Arab artists in schools project

Arab world education programme

The school

Langdon School (Newham, London) is a mixed comprehensive and specialist sports college for ages 11-16.

Students at Langdon school with artist Rashad Salim

The artist

Rashad Salim is a German-Iraqi artist who was born in Khartoum.

The project

The focus of the project was to explore Middle Eastern headgear, while introducing students to new skills to use within the art curriculum (specifically performance, animation and new media). Students were given the opportunity to explore diversity and creativity within the Arab world, and to recognise the commonalities between Middle Eastern and global headgear.

Rashad Salim worked with a group of 23 Year 10 GCSE students over six sessions, including a visit to the British Museum. He began the project with an energetic performance/presentation to introduce different types of, and ideas about, headgear.

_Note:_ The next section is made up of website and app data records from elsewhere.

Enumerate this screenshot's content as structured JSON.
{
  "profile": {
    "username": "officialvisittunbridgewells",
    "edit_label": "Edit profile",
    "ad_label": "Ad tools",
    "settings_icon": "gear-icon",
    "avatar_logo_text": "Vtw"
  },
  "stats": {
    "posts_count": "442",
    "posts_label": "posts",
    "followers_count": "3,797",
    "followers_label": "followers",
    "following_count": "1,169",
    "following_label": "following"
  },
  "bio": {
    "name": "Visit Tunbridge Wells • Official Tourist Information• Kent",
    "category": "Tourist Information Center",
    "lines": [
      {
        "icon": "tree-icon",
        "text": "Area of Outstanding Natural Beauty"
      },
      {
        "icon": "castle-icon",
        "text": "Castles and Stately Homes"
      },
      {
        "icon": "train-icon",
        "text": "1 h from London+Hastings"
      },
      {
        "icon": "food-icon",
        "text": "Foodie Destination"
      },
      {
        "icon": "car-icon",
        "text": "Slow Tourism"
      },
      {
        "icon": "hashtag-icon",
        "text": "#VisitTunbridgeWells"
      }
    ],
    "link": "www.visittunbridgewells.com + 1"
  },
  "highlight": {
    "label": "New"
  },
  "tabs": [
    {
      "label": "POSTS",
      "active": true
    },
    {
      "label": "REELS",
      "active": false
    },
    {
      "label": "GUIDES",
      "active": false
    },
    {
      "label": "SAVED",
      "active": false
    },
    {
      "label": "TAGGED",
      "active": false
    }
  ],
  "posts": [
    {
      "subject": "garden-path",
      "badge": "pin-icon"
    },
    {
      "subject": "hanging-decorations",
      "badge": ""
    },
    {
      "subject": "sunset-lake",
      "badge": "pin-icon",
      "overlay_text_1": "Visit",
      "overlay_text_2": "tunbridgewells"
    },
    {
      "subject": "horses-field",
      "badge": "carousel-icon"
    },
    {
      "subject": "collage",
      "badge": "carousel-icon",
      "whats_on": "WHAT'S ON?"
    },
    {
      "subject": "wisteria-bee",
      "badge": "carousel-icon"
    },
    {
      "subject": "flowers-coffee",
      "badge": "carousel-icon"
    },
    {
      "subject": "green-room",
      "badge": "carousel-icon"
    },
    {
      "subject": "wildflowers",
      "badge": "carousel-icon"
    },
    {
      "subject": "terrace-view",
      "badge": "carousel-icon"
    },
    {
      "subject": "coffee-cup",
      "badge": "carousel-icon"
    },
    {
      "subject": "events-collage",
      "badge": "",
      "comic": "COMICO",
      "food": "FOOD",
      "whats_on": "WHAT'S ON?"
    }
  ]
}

Students researched headgear in the Museum’s collection, then experimented with their own creations and recorded the process using digital cameras.

A creative day called ‘Headgear Jam’ was designed to give students an opportunity to experiment and explore aspects of headgear through performance, soft sculpture and new media (including film, digital photography and animation). Students used stop-frame digital photography to capture their buqches (cloth bundles of personal items) unfolding, then imported the images and sequenced them to create a short film animation with titles and credits.


Rashad’s enthusiastic approach allowed students to experiment with and expand their own perceptions of art and creativity, especially within the GCSE curricular framework.

Stereotypes were successfully challenged as students explored the cultural and historical diversity of the Arab world and Middle East. The use of new technologies in the classroom encouraged students and staff to develop new skills.

A number of Muslim students in the class “thrived” during the course of the project: “They saw their own culture and traditions reflected in the curriculum.” - Addela Khan, Head of Art